This is a titillating, 26-minute, Netflix wonder!
Let’s start by noting that Netflix documents having shipped this to me on 8/27. Movie watchage does slow down during the summer, but every once in a while, you get stuck on some oddball selection, or rather, it gets stuck in your home, probably sitting somewhere in the vicinity of the television. People, I’ve been stuck on 26 minutes of Standard Deviants, but tonight, tonight…
The Deviant actors are the most non-Hispanic possible. Of course, their white-bred lingo turns to stunning Spanish accents. The video had too many random graphics bouncing around, but then, one has to imagine the potential audience (myself excluded of course). To me, it struck closest to a teenager who’s struggling in Spanish class. Note the conversational reenactments – eeks!
Now the content. I figured out right away that they were only going to work in the present tense, which isn’t really what I need to study anymore. But one would be surprised what you can learn again by going back to the basics. I shame to admit that some of the white-bred connections made sense to me. Oh wait, I am white-bred.
They broke irregular verbs into three categories: yo verbs, stem-changing verbs, and bizarro verbs. Yes, bizarro.
Some of the actors said “yo” too short and a bit scary. Here they talked about the random “g” that wanders into the yo form: salgo, valgo, and hago. Other than the random g in the yo form, they conjugate regularly. As stupid as it is, I don’t think I will forget the graphic of the little g wandering into random irregular yo verbs. It helps.
Stem-changing verbs are also called boot verbs because when you draw lines around the four changing words of the six-word conjugation, it looks like a boot. (Nosotros and vosotros never change. Sorry, I know this is elemental. I’m just saying so you can remember the picture in your head.) Querer (e>ie), pedir (e>i), dormir (o>ue), jugar (u>ue). On multi-syllable verbs, it’s in the second syllable that changes. I’m guessing I knew that at one point, but I hadn’t thought of it in a while.
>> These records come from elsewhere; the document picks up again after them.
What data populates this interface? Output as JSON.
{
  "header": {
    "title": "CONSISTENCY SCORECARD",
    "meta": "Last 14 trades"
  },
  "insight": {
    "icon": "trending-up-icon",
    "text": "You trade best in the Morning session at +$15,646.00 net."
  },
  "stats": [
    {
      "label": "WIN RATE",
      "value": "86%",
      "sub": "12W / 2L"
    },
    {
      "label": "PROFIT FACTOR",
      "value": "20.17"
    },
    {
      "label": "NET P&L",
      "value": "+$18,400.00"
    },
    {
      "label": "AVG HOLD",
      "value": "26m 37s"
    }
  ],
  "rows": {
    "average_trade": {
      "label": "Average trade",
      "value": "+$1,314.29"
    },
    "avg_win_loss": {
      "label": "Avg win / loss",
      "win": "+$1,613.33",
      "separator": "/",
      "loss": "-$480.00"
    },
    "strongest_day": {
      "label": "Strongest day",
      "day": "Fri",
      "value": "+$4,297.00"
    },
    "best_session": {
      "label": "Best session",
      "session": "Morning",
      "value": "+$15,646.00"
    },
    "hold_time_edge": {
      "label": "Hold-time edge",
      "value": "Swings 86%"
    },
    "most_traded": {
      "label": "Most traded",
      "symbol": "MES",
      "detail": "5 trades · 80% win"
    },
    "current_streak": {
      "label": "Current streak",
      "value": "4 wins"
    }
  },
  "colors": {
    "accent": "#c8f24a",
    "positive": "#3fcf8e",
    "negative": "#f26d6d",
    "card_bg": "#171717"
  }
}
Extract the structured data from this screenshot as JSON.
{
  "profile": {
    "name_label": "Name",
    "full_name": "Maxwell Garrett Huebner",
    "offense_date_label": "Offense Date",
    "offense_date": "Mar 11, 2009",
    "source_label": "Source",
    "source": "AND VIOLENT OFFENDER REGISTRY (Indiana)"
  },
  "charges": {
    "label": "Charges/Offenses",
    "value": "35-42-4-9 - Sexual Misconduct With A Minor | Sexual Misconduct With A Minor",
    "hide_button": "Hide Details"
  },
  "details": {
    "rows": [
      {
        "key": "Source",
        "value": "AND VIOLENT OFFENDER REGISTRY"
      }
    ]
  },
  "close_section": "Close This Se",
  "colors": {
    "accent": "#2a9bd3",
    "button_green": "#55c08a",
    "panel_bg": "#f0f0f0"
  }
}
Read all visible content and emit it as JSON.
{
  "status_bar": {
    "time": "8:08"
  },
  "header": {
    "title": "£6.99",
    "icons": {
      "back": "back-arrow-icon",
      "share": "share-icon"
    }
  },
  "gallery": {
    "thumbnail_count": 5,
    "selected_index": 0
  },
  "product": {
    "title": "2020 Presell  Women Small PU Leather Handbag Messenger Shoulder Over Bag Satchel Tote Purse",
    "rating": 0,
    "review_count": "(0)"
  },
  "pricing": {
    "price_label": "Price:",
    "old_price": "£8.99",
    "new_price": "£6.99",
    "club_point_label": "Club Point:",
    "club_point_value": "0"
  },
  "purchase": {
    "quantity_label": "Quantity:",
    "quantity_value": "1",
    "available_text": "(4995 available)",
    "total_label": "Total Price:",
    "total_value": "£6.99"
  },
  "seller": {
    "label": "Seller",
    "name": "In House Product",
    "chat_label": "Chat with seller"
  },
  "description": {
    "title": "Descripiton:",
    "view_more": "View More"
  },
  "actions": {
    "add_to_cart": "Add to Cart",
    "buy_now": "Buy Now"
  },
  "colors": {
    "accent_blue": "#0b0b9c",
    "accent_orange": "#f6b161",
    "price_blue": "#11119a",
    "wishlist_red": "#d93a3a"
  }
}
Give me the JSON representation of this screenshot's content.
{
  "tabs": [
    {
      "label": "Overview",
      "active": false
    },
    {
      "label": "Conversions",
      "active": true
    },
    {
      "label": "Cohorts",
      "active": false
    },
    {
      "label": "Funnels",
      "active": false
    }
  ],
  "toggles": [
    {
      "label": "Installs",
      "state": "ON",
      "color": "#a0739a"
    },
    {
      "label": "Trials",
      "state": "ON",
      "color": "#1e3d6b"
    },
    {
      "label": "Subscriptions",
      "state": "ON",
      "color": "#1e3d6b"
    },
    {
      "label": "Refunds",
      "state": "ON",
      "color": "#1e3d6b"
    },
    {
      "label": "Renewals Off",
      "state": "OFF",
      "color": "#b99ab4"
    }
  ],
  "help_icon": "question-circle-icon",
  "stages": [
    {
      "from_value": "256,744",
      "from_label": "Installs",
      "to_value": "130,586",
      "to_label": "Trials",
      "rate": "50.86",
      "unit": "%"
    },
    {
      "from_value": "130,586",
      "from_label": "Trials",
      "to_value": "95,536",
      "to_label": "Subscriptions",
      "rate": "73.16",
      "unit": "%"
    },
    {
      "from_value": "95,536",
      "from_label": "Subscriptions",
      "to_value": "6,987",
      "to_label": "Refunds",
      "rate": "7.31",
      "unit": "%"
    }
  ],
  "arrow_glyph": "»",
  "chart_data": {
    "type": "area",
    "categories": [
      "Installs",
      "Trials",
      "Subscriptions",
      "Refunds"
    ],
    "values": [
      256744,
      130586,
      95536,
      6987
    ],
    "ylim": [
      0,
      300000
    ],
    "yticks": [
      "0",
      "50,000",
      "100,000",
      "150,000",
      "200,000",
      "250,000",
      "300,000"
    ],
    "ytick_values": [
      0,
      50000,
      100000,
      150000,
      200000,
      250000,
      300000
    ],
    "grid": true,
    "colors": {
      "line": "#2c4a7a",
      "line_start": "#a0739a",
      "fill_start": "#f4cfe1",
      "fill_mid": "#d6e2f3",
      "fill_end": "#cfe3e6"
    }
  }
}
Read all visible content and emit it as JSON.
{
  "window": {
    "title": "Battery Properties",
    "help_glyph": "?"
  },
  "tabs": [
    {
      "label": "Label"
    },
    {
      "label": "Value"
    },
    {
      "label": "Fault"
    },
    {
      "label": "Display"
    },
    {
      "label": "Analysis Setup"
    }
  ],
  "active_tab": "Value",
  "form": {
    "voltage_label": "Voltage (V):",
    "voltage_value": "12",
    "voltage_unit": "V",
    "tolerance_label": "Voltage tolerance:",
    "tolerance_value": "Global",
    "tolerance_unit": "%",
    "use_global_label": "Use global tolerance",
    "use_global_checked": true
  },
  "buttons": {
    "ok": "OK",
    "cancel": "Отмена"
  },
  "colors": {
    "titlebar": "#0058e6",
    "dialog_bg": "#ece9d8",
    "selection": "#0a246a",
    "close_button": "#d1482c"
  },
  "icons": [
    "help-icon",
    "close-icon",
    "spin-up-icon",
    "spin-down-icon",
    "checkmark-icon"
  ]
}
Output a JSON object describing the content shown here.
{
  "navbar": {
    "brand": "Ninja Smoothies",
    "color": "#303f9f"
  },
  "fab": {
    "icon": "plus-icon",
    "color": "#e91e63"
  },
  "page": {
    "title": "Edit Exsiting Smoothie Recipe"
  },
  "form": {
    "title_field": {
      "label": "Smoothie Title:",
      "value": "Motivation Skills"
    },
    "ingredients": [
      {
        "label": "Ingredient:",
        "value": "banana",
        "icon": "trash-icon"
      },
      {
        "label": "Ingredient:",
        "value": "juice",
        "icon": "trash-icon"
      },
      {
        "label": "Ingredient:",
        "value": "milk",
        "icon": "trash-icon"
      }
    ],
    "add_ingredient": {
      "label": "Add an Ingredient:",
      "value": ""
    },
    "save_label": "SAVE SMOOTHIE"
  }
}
The last group of verbs are “totally unpredictable.” In fact, they are “weird, unnatural, and bizarro.” There’s “no rhyme or reason to its different forms, but like most bizarro words, its one of the most used.” And finally, perhaps it has a “complex conjugation because it doesn’t have a stem; its all ending.” You guessed it, ser and ir. Yawn.
Do I dare look into Program 3? Are present tense irregular verbs really advanced? Is past tense, like, genius level? Am I a god if I can do irregular imperative, past perfect, or conditional?